---------- DATA UNDER STUDY ----------
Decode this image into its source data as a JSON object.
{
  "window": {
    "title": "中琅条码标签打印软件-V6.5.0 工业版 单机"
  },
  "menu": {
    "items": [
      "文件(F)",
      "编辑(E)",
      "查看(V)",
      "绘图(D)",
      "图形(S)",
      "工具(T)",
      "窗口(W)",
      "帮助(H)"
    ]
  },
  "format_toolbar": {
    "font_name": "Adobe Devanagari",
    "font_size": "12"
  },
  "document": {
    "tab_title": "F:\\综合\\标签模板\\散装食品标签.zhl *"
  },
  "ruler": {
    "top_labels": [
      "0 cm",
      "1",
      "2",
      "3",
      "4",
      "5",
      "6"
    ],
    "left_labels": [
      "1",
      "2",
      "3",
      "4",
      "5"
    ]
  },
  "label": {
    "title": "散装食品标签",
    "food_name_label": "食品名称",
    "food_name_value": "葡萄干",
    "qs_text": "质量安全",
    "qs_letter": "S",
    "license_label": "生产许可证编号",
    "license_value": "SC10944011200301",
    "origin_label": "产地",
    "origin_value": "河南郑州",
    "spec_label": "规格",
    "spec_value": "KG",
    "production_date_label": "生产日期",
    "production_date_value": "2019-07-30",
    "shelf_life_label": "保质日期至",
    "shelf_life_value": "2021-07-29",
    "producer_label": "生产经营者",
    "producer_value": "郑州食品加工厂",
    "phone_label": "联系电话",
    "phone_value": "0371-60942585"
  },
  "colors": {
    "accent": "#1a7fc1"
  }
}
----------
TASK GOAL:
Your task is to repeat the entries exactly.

OUTPUT BELOW:
Decode this image into its source data as a JSON object.
{
  "window": {
    "title": "中琅条码标签打印软件-V6.5.0 工业版 单机"
  },
  "menu": {
    "items": [
      "文件(F)",
      "编辑(E)",
      "查看(V)",
      "绘图(D)",
      "图形(S)",
      "工具(T)",
      "窗口(W)",
      "帮助(H)"
    ]
  },
  "format_toolbar": {
    "font_name": "Adobe Devanagari",
    "font_size": "12"
  },
  "document": {
    "tab_title": "F:\\综合\\标签模板\\散装食品标签.zhl *"
  },
  "ruler": {
    "top_labels": [
      "0 cm",
      "1",
      "2",
      "3",
      "4",
      "5",
      "6"
    ],
    "left_labels": [
      "1",
      "2",
      "3",
      "4",
      "5"
    ]
  },
  "label": {
    "title": "散装食品标签",
    "food_name_label": "食品名称",
    "food_name_value": "葡萄干",
    "qs_text": "质量安全",
    "qs_letter": "S",
    "license_label": "生产许可证编号",
    "license_value": "SC10944011200301",
    "origin_label": "产地",
    "origin_value": "河南郑州",
    "spec_label": "规格",
    "spec_value": "KG",
    "production_date_label": "生产日期",
    "production_date_value": "2019-07-30",
    "shelf_life_label": "保质日期至",
    "shelf_life_value": "2021-07-29",
    "producer_label": "生产经营者",
    "producer_value": "郑州食品加工厂",
    "phone_label": "联系电话",
    "phone_value": "0371-60942585"
  },
  "colors": {
    "accent": "#1a7fc1"
  }
}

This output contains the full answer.